#### Records from a data source
• • •

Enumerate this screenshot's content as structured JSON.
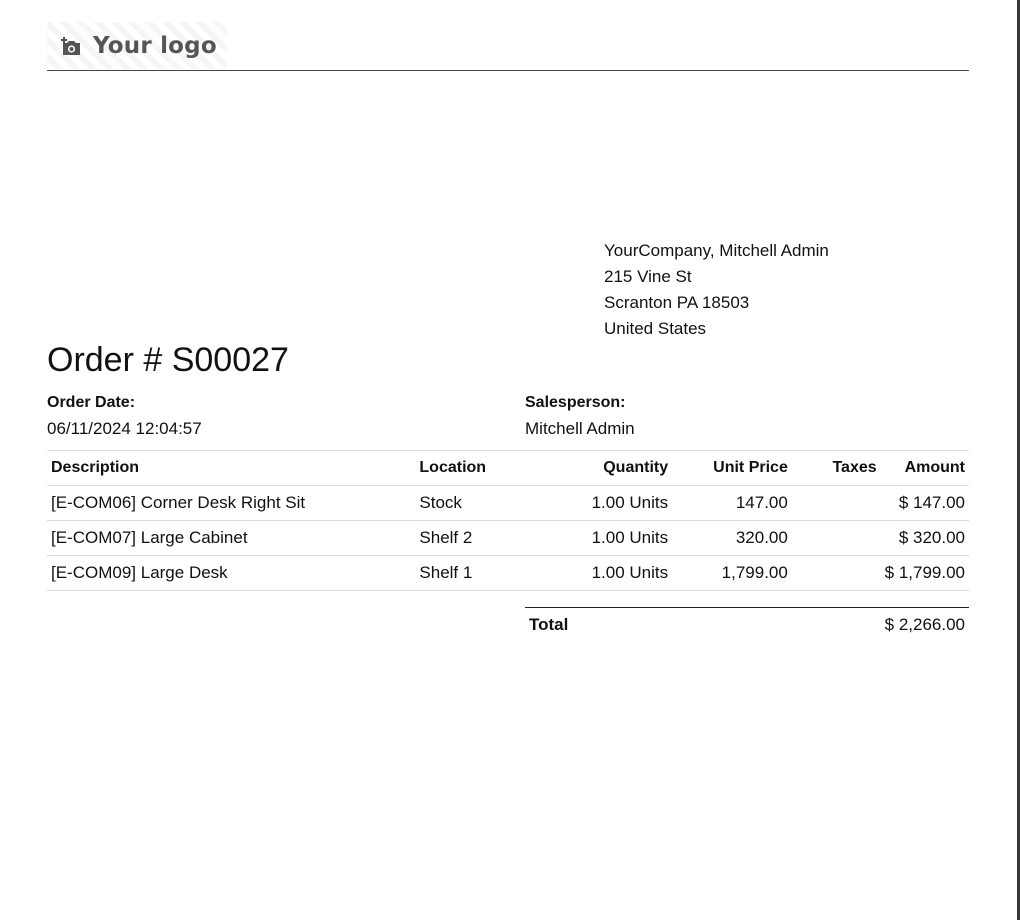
{
  "header": {
    "logo_text": "Your logo",
    "logo_icon": "camera-add-icon"
  },
  "company_address": {
    "name": "YourCompany, Mitchell Admin",
    "street": "215 Vine St",
    "city_line": "Scranton PA 18503",
    "country": "United States"
  },
  "order": {
    "title": "Order # S00027",
    "date_label": "Order Date:",
    "date_value": "06/11/2024 12:04:57",
    "salesperson_label": "Salesperson:",
    "salesperson_value": "Mitchell Admin"
  },
  "table": {
    "headers": {
      "description": "Description",
      "location": "Location",
      "quantity": "Quantity",
      "unit_price": "Unit Price",
      "taxes": "Taxes",
      "amount": "Amount"
    },
    "rows": [
      {
        "description": "[E-COM06] Corner Desk Right Sit",
        "location": "Stock",
        "quantity": "1.00 Units",
        "unit_price": "147.00",
        "taxes": "",
        "amount": "$ 147.00"
      },
      {
        "description": "[E-COM07] Large Cabinet",
        "location": "Shelf 2",
        "quantity": "1.00 Units",
        "unit_price": "320.00",
        "taxes": "",
        "amount": "$ 320.00"
      },
      {
        "description": "[E-COM09] Large Desk",
        "location": "Shelf 1",
        "quantity": "1.00 Units",
        "unit_price": "1,799.00",
        "taxes": "",
        "amount": "$ 1,799.00"
      }
    ]
  },
  "totals": {
    "label": "Total",
    "value": "$ 2,266.00"
  }
}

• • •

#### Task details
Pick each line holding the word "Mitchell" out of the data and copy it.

#### Exercise solution
    "name": "YourCompany, Mitchell Admin",
    "salesperson_value": "Mitchell Admin"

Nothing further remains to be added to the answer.